Saturday, 29 May 2010

Solar Dyeing

Chopped dried goldenrod from summer 2009
Eucalyptus leaves and madder with a view of annatto seeds on the right hand side.
My sunny place

Annatto seeds and logwood and cotton
An article on solar dyeing that I have written has just been published in the Weavers Spinners and Dyers Journal so this spurred me on to do some solar pots this year especially as we have been , until today , having quite a lot of hot sun.


  1. Hello!
    I just read your article in the journal, and am very eager to try solar dyeing! I'm going to buy some logwood and weld, and I just hope I have enough patience :)

    Do you know if there are any books or other articles published on solar dyeing? I want to read as much as possible about this fascinating dyeing method.

    Thanks for the inspiration!
    Tina, Sweden

  2. Hi Tina I am so glad you liked my article. as far as I know there are no books on solar dyeing but India Flint's Eco Colour has lots about bundling fabrics and also about leaf prints.

  3. I wish we had more sun - but I am going to put out a jar anyway, hoping for the best:)) the good thing is that if it doesn't work too well, the fibres don't suffer and can be overdyed if need be.... or I might stuff it into the electric canning kettle?

  4. Hi Helen:
    Magnificent article. Thank you for sharing this great experience with solar dyes. Like Tina I would like to find out more about this method of solar cookers. Some questions I have:
    1. You can use wool, silk and cotton?
    2. How long you leave the tissue in the solar cooker?
    3. Must be heated before the fire water before placing the wool in the solar cooker?

    I will do experiments in Lanzarote with different dyes and mordants and I'm going to count.
    Greetings from the Canary Islands
    Juan Cazorla

  5. Hi Bettina even with a little sun you should get a result-just leave it longer. However you are right if it does fail just dye it normally!
    Hi Cazorla
    You can use any fibres but if you want to mix them in the pot premordant first.
    You can leave the fibres(tissue) for as long as you like.MY friend has left her pots over winter.
    In Lanzarote where you have a lot of sun and very hot too just put the fibres and dyes in a pot with cold water.

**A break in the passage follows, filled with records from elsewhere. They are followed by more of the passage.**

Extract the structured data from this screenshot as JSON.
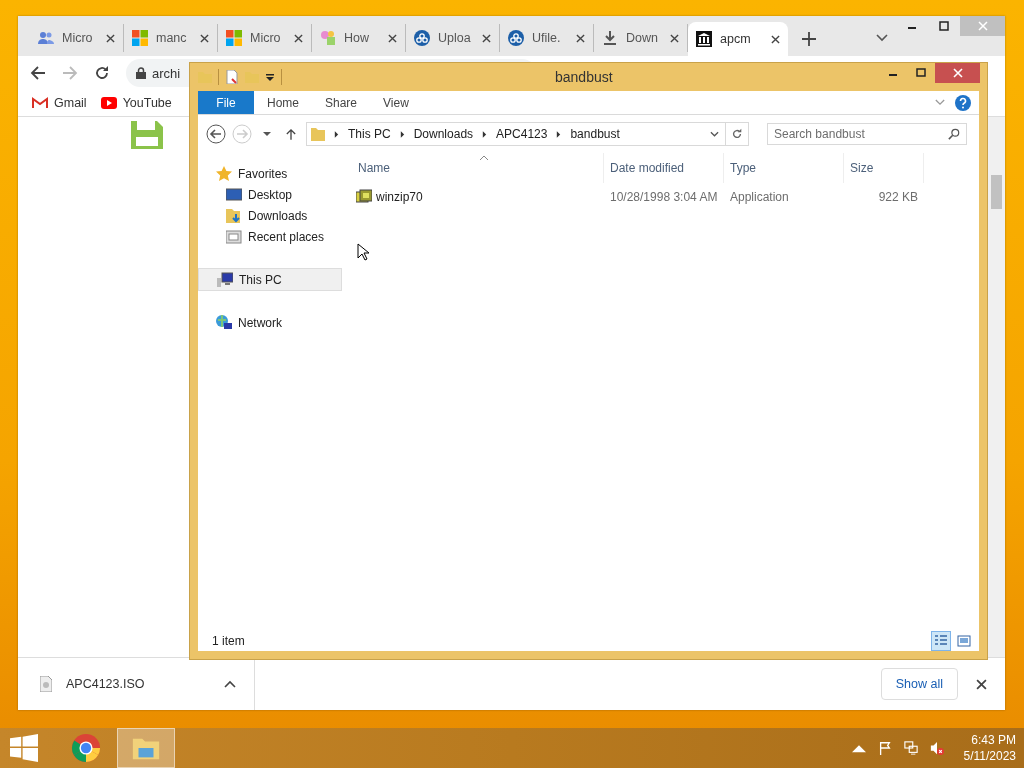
{
  "browser": {
    "tabs": [
      {
        "title": "Micro",
        "kind": "people",
        "selected": false
      },
      {
        "title": "manc",
        "kind": "windows",
        "selected": false
      },
      {
        "title": "Micro",
        "kind": "windows",
        "selected": false
      },
      {
        "title": "How",
        "kind": "colorful",
        "selected": false
      },
      {
        "title": "Uploa",
        "kind": "cloud",
        "selected": false
      },
      {
        "title": "Ufile.",
        "kind": "cloud",
        "selected": false
      },
      {
        "title": "Down",
        "kind": "download",
        "selected": false
      },
      {
        "title": "apcm",
        "kind": "museum",
        "selected": true
      }
    ],
    "address": "archi",
    "bookmarks": [
      {
        "label": "Gmail",
        "kind": "gmail"
      },
      {
        "label": "YouTube",
        "kind": "youtube"
      }
    ],
    "download": {
      "file": "APC4123.ISO"
    },
    "show_all": "Show all"
  },
  "explorer": {
    "title": "bandbust",
    "ribbon_tabs": [
      {
        "label": "File",
        "kind": "file"
      },
      {
        "label": "Home",
        "kind": "tab"
      },
      {
        "label": "Share",
        "kind": "tab"
      },
      {
        "label": "View",
        "kind": "tab"
      }
    ],
    "path": [
      "This PC",
      "Downloads",
      "APC4123",
      "bandbust"
    ],
    "search": {
      "placeholder": "Search bandbust"
    },
    "nav": [
      {
        "label": "Favorites",
        "kind": "star",
        "selected": false,
        "children": [
          {
            "label": "Desktop",
            "kind": "desktop",
            "selected": false
          },
          {
            "label": "Downloads",
            "kind": "downloads",
            "selected": false
          },
          {
            "label": "Recent places",
            "kind": "recent",
            "selected": false
          }
        ]
      },
      {
        "label": "This PC",
        "kind": "pc",
        "selected": true
      },
      {
        "label": "Network",
        "kind": "network",
        "selected": false
      }
    ],
    "columns": [
      "Name",
      "Date modified",
      "Type",
      "Size"
    ],
    "rows": [
      {
        "name": "winzip70",
        "date_modified": "10/28/1998 3:04 AM",
        "type": "Application",
        "size": "922 KB"
      }
    ],
    "status": "1 item"
  },
  "taskbar": {
    "time": "6:43 PM",
    "date": "5/11/2023"
  }
}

I do that anyway on hot sunny days. Yours will get much hotter than mine so you may not need to leave them as long. If it is grey cloud and therefore cold when I prepare my pots I do sometimes start them off with hot water.
    Let me know how you get on.
    Best Wishes

  6. Thanks Helen:
    Begin to test the pots these days and keep you informed of the results to be obtained.

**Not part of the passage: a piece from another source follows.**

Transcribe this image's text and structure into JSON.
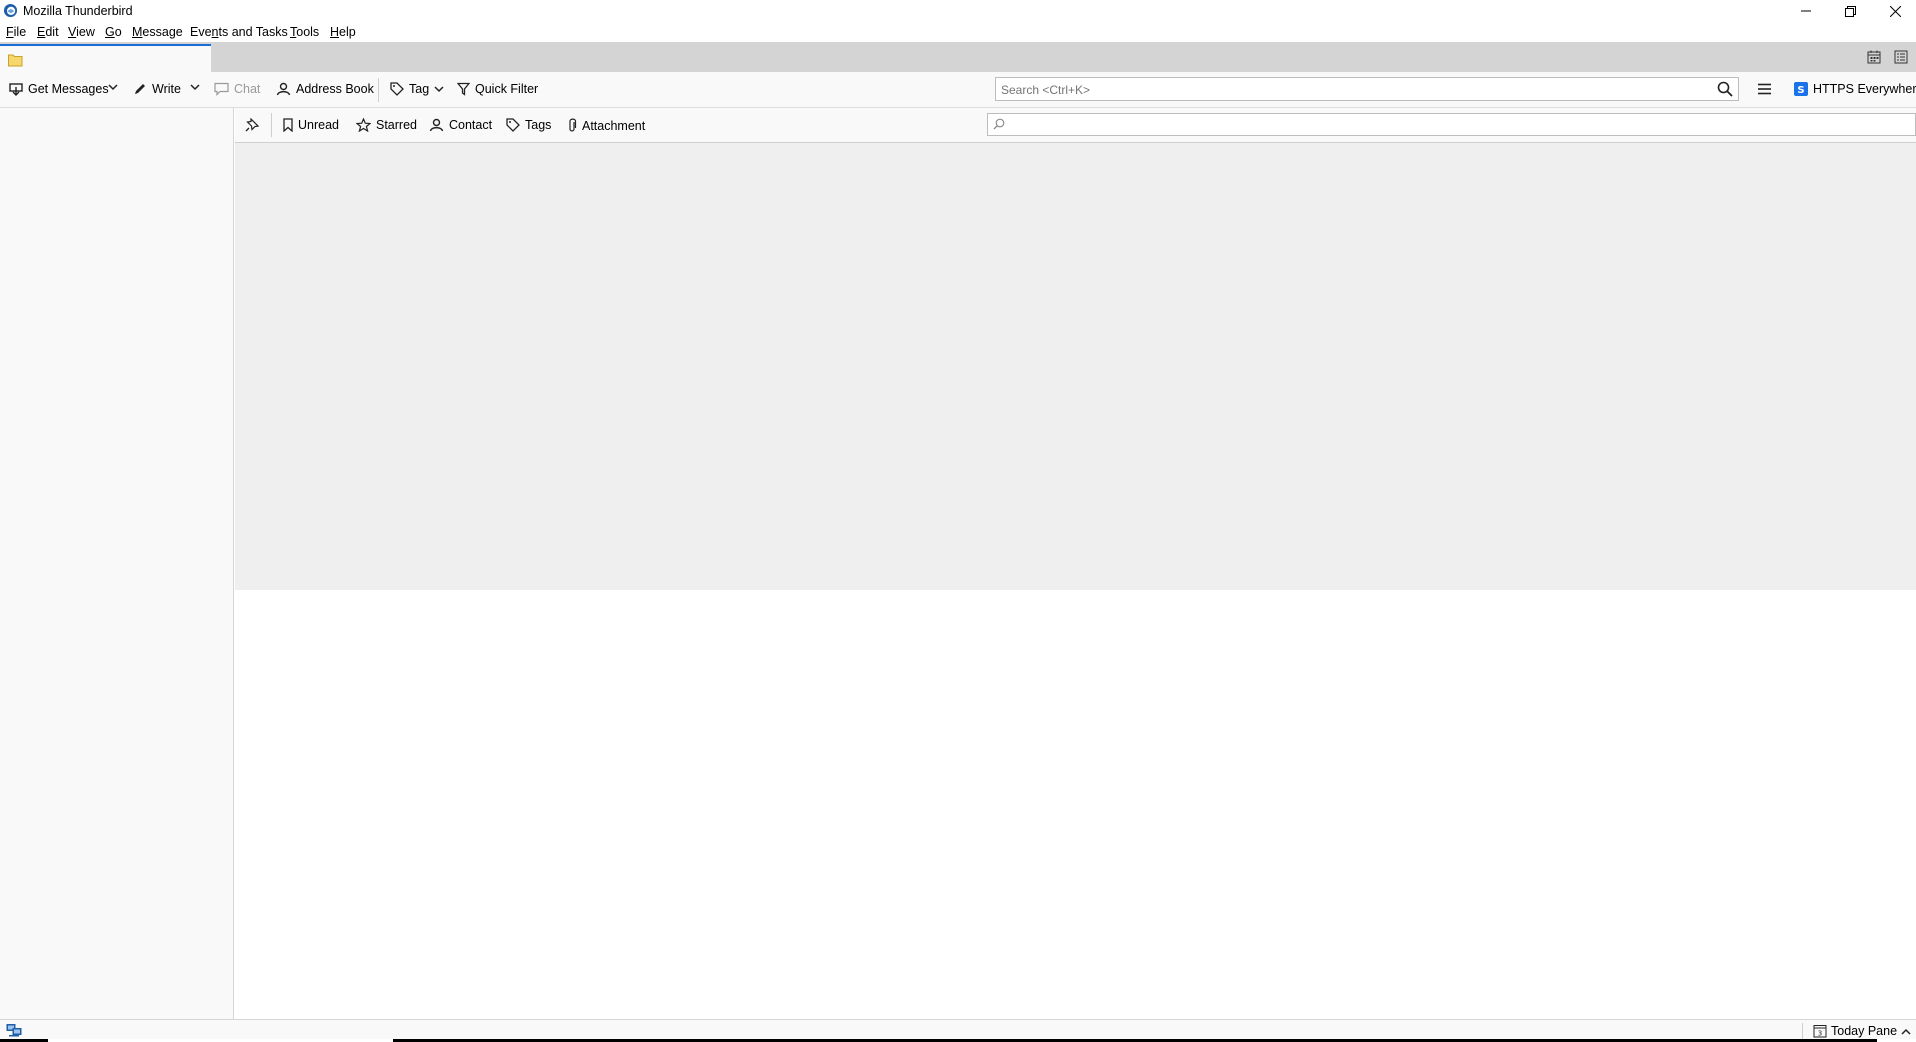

    Greetings from Lanzarote

  7. Ooooh these pictures are adorable.

  8. what monthly issue are you published in, want to locate the magazine thanks